In the past two years, as avian influenza swept across Europe, poultry exports from European Union countries continued their steady climb.
As this bulletin noted in Vol 45 in June, that drive has targeted African countries in particular this year. That, however, is only part of a much bigger pattern. EU poultry production and exports have just kept on growing throughout the bird flu years.
The EU’s agricultural outlook, and the accompanying medium term outlook tables, show that EU poultry exports rose from 1.37 million tonnes (mt) in 2005 to 2.2 mt in 2016, the year of widespread bird flu outbreaks.
And they have continued rising – 2.24 mt in 2017, 2.32 mt in 2018 and 2.48 mt in 2019. Then there was a slight drop to 2.33mt in 2020, another year of widespread outbreaks and the start of Covid-related disruptions, but the 2020 total was still higher than every previous year except 2019.
The problem is that it’s up to recipient countries to apply these bans.

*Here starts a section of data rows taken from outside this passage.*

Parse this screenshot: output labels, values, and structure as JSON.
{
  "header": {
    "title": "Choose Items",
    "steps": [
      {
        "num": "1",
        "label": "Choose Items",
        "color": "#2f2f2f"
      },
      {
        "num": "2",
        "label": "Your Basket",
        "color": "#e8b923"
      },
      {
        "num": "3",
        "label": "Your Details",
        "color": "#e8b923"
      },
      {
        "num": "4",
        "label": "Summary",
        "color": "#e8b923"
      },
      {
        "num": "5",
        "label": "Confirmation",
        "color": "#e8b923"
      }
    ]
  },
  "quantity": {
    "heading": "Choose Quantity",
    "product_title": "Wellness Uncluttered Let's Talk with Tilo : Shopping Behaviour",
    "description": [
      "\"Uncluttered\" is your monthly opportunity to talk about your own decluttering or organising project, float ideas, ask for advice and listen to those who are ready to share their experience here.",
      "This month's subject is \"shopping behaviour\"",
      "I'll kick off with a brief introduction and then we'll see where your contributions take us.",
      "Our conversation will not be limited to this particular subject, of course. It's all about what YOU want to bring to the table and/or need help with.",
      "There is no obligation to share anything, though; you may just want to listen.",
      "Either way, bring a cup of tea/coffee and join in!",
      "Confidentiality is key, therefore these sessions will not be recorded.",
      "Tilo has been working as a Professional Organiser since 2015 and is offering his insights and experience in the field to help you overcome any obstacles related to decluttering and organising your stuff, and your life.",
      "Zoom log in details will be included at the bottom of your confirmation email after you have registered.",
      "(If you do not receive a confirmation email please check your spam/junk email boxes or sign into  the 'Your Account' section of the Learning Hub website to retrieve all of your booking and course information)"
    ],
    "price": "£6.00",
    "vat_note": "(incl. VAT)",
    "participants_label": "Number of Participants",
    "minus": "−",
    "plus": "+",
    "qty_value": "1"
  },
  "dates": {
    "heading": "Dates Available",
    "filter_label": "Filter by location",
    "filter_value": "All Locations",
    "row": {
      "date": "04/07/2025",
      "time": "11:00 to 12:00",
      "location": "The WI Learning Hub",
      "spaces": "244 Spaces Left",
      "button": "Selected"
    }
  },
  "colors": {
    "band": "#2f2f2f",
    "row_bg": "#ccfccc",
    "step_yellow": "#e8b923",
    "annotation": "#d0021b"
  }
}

South Africa does so – at the moment only Spain is licensed to export poultry to this country – but others do not. The result is not a decline in EU exports, merely a switch to target other countries where regulators seem less wide awake to the risks of importing poultry from countries where bird flu is rife.
No EU authority, nor any EU country, steps in to reduce the risk to other countries, or at least alert them to the dangers. Instead, under some Economic Partnership Agreements (EPAs) with African and Caribbean countries, the EU has negotiated the phasing out of tariffs on poultry meat imports. Under all EPAs the EU restricts the use by these countries of non-tariff trade measures (eg tariff rate quotas) to limit imports from the EU.
The logical implication is that there will be increased EU access, with container loads of frozen EU chicken pouring into African and Caribbean markets. Can the EU provide assurances that these shipments do not include chicken from countries affected by bird flu, and particularly not from poultry producers where outbreaks have been noted?